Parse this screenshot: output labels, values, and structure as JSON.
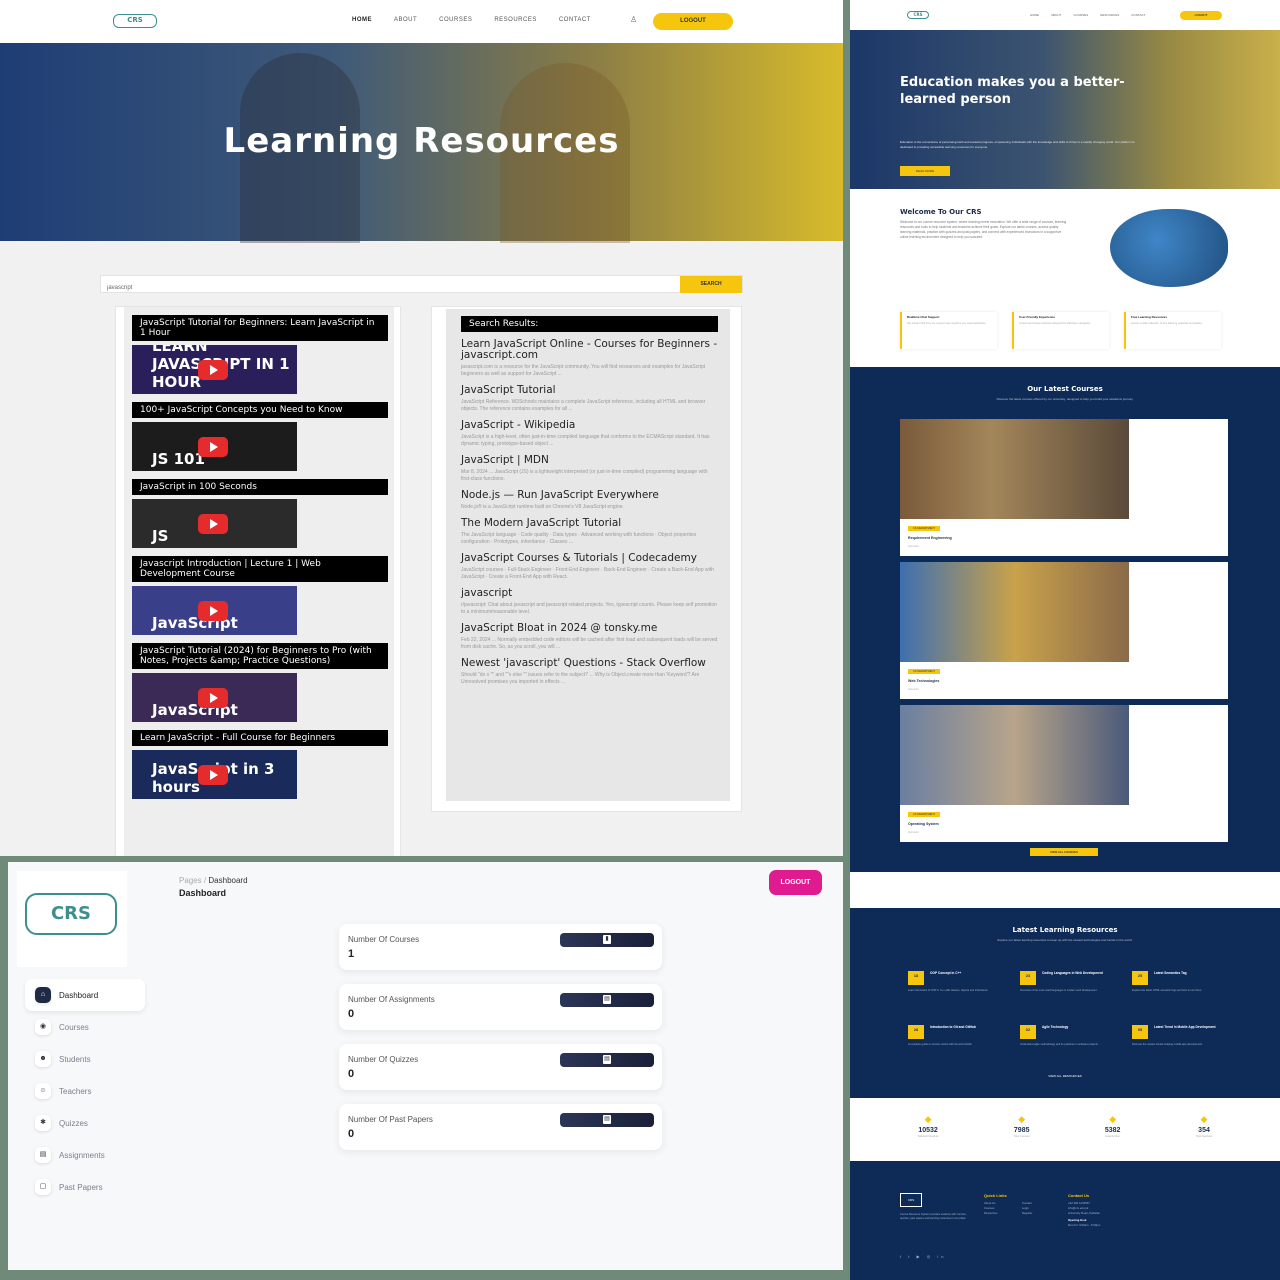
{
  "learning_page": {
    "logo": "CRS",
    "nav": [
      "HOME",
      "ABOUT",
      "COURSES",
      "RESOURCES",
      "CONTACT"
    ],
    "logout": "LOGOUT",
    "hero_title": "Learning Resources",
    "search_value": "javascript",
    "search_button": "SEARCH",
    "videos": [
      {
        "title": "JavaScript Tutorial for Beginners: Learn JavaScript in 1 Hour",
        "thumb": "LEARN JAVASCRIPT IN 1 HOUR",
        "bg": "#2a1f5a"
      },
      {
        "title": "100+ JavaScript Concepts you Need to Know",
        "thumb": "JS 101",
        "bg": "#1c1c1c"
      },
      {
        "title": "JavaScript in 100 Seconds",
        "thumb": "JS",
        "bg": "#2b2b2b"
      },
      {
        "title": "Javascript Introduction | Lecture 1 | Web Development Course",
        "thumb": "JavaScript",
        "bg": "#3a3f8a"
      },
      {
        "title": "JavaScript Tutorial (2024) for Beginners to Pro (with Notes, Projects &amp; Practice Questions)",
        "thumb": "JavaScript",
        "bg": "#3b2a55"
      },
      {
        "title": "Learn JavaScript - Full Course for Beginners",
        "thumb": "JavaScript in 3 hours",
        "bg": "#1a2a5a"
      }
    ],
    "results_header": "Search Results:",
    "results": [
      {
        "title": "Learn JavaScript Online - Courses for Beginners - javascript.com",
        "snippet": "javascript.com is a resource for the JavaScript community. You will find resources and examples for JavaScript beginners as well as support for JavaScript ..."
      },
      {
        "title": "JavaScript Tutorial",
        "snippet": "JavaScript Reference. W3Schools maintains a complete JavaScript reference, including all HTML and browser objects. The reference contains examples for all ..."
      },
      {
        "title": "JavaScript - Wikipedia",
        "snippet": "JavaScript is a high-level, often just-in-time compiled language that conforms to the ECMAScript standard. It has dynamic typing, prototype-based object ..."
      },
      {
        "title": "JavaScript | MDN",
        "snippet": "Mar 8, 2024 ... JavaScript (JS) is a lightweight interpreted (or just-in-time compiled) programming language with first-class functions."
      },
      {
        "title": "Node.js — Run JavaScript Everywhere",
        "snippet": "Node.js® is a JavaScript runtime built on Chrome's V8 JavaScript engine."
      },
      {
        "title": "The Modern JavaScript Tutorial",
        "snippet": "The JavaScript language · Code quality · Data types · Advanced working with functions · Object properties configuration · Prototypes, inheritance · Classes ..."
      },
      {
        "title": "JavaScript Courses & Tutorials | Codecademy",
        "snippet": "JavaScript courses · Full-Stack Engineer · Front-End Engineer · Back-End Engineer · Create a Back-End App with JavaScript · Create a Front-End App with React."
      },
      {
        "title": "javascript",
        "snippet": "r/javascript: Chat about javascript and javascript related projects. Yes, typescript counts. Please keep self promotion to a minimum/reasonable level."
      },
      {
        "title": "JavaScript Bloat in 2024 @ tonsky.me",
        "snippet": "Feb 22, 2024 ... Normally embedded code editors will be cached after first load and subsequent loads will be served from disk cache. So, as you scroll, you will ..."
      },
      {
        "title": "Newest 'javascript' Questions - Stack Overflow",
        "snippet": "Should \"do x \"\" and \"\"x else \"\" issues refer to the subject? ... Why is Object.create more than 'Keyword'? Are Unresolved promises you imported in effects ..."
      }
    ]
  },
  "landing_page": {
    "logo": "CRS",
    "nav": [
      "HOME",
      "ABOUT",
      "COURSES",
      "RESOURCES",
      "CONTACT"
    ],
    "logout": "LOGOUT",
    "hero_title": "Education makes you a better-learned person",
    "hero_text": "Education is the cornerstone of personal growth and societal progress, empowering individuals with the knowledge and skills to thrive in a rapidly changing world. Our platform is dedicated to providing accessible learning resources for everyone.",
    "hero_button": "READ MORE",
    "welcome_title": "Welcome To Our CRS",
    "welcome_text": "Welcome to our course resource system, where learning meets innovation. We offer a wide range of courses, learning resources and tools to help students and teachers achieve their goals. Explore our latest courses, access quality learning materials, practice with quizzes and past papers, and connect with experienced instructors in a supportive online learning environment designed to help you succeed.",
    "features": [
      {
        "title": "Realtime Chat Support",
        "desc": "Get instant help from our support team anytime you need assistance."
      },
      {
        "title": "User Friendly Experience",
        "desc": "A clean and simple interface designed for effortless navigation."
      },
      {
        "title": "Free Learning Resources",
        "desc": "Access a wide collection of free learning materials and guides."
      }
    ],
    "courses_title": "Our Latest Courses",
    "courses_sub": "Discover the latest courses offered by our university, designed to help you build your academic journey.",
    "courses": [
      {
        "tag": "CS DEPARTMENT",
        "name": "Requirement Engineering",
        "meta": "Instructor"
      },
      {
        "tag": "CS DEPARTMENT",
        "name": "Web Technologies",
        "meta": "Instructor"
      },
      {
        "tag": "CS DEPARTMENT",
        "name": "Operating System",
        "meta": "Instructor"
      }
    ],
    "courses_button": "VIEW ALL COURSES",
    "resources_title": "Latest Learning Resources",
    "resources_sub": "Explore our latest learning resources to keep up with the newest technologies and trends in the world.",
    "resources": [
      {
        "day": "18",
        "title": "OOP Concept in C++",
        "desc": "Learn the basics of OOP in C++ with classes, objects and inheritance."
      },
      {
        "day": "23",
        "title": "Coding Languages in Web Development",
        "desc": "Overview of the most used languages in modern web development."
      },
      {
        "day": "25",
        "title": "Latest Semantics Tag",
        "desc": "Explore the latest HTML semantic tags and how to use them."
      },
      {
        "day": "28",
        "title": "Introduction to Git and GitHub",
        "desc": "A complete guide to version control with Git and GitHub."
      },
      {
        "day": "02",
        "title": "Agile Technology",
        "desc": "Understand agile methodology and its practices in software projects."
      },
      {
        "day": "05",
        "title": "Latest Trend in Mobile App Development",
        "desc": "Discover the newest trends shaping mobile app development."
      }
    ],
    "resources_button": "VIEW ALL RESOURCES",
    "stats": [
      {
        "icon": "graduation-icon",
        "value": "10532",
        "label": "Satisfied Students"
      },
      {
        "icon": "book-icon",
        "value": "7985",
        "label": "Total Courses"
      },
      {
        "icon": "trophy-icon",
        "value": "5382",
        "label": "Awards Won"
      },
      {
        "icon": "teacher-icon",
        "value": "354",
        "label": "Total Teachers"
      }
    ],
    "footer": {
      "logo": "CRS",
      "about": "Course Resource System provides students with courses, quizzes, past papers and learning resources in one place.",
      "links_title": "Quick Links",
      "links": [
        "About Us",
        "Courses",
        "Resources",
        "Contact",
        "Login",
        "Register"
      ],
      "contact_title": "Contact Us",
      "contact": [
        "+92 300 1234567",
        "info@crs.edu.pk",
        "University Road, Pakistan"
      ],
      "hours_title": "Opening Hour",
      "hours": "Mon-Fri: 9:00am - 5:00pm"
    }
  },
  "dashboard": {
    "logo": "CRS",
    "breadcrumb": {
      "parent": "Pages",
      "separator": "/",
      "current": "Dashboard"
    },
    "title": "Dashboard",
    "logout": "LOGOUT",
    "menu": [
      {
        "label": "Dashboard",
        "icon": "home-icon",
        "glyph": "⌂",
        "active": true
      },
      {
        "label": "Courses",
        "icon": "course-icon",
        "glyph": "◉"
      },
      {
        "label": "Students",
        "icon": "students-icon",
        "glyph": "☻"
      },
      {
        "label": "Teachers",
        "icon": "teachers-icon",
        "glyph": "☺"
      },
      {
        "label": "Quizzes",
        "icon": "quiz-icon",
        "glyph": "✱"
      },
      {
        "label": "Assignments",
        "icon": "assignment-icon",
        "glyph": "▤"
      },
      {
        "label": "Past Papers",
        "icon": "paper-icon",
        "glyph": "▢"
      }
    ],
    "stats": [
      {
        "label": "Number Of Courses",
        "value": "1"
      },
      {
        "label": "Number Of Assignments",
        "value": "0"
      },
      {
        "label": "Number Of Quizzes",
        "value": "0"
      },
      {
        "label": "Number Of Past Papers",
        "value": "0"
      }
    ],
    "accent": "#e01a8f"
  }
}
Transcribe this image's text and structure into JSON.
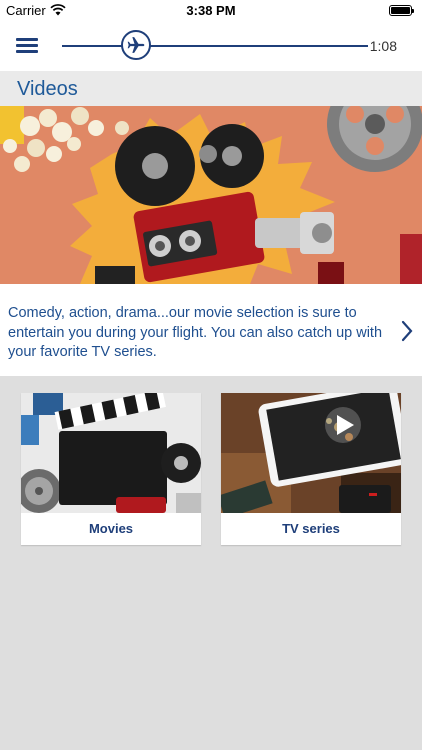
{
  "status": {
    "carrier": "Carrier",
    "time": "3:38 PM"
  },
  "nav": {
    "flight_time": "1:08",
    "progress": 0.22,
    "menu_icon": "hamburger-menu-icon",
    "plane_icon": "airplane-icon"
  },
  "section": {
    "title": "Videos"
  },
  "description": {
    "text": "Comedy, action, drama...our movie selection is sure to entertain you during your flight. You can also catch up with your favorite TV series."
  },
  "categories": [
    {
      "label": "Movies"
    },
    {
      "label": "TV series"
    }
  ],
  "colors": {
    "accent": "#1f3f7a",
    "link_text": "#1f4f8f",
    "title": "#1f5a99",
    "hero_bg": "#e08865"
  }
}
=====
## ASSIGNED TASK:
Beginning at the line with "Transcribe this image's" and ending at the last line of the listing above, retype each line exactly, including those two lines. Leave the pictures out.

## EXERCISE ANSWER:
Transcribe this image's text and structure into JSON.
{
  "status": {
    "carrier": "Carrier",
    "time": "3:38 PM"
  },
  "nav": {
    "flight_time": "1:08",
    "progress": 0.22,
    "menu_icon": "hamburger-menu-icon",
    "plane_icon": "airplane-icon"
  },
  "section": {
    "title": "Videos"
  },
  "description": {
    "text": "Comedy, action, drama...our movie selection is sure to entertain you during your flight. You can also catch up with your favorite TV series."
  },
  "categories": [
    {
      "label": "Movies"
    },
    {
      "label": "TV series"
    }
  ],
  "colors": {
    "accent": "#1f3f7a",
    "link_text": "#1f4f8f",
    "title": "#1f5a99",
    "hero_bg": "#e08865"
  }
}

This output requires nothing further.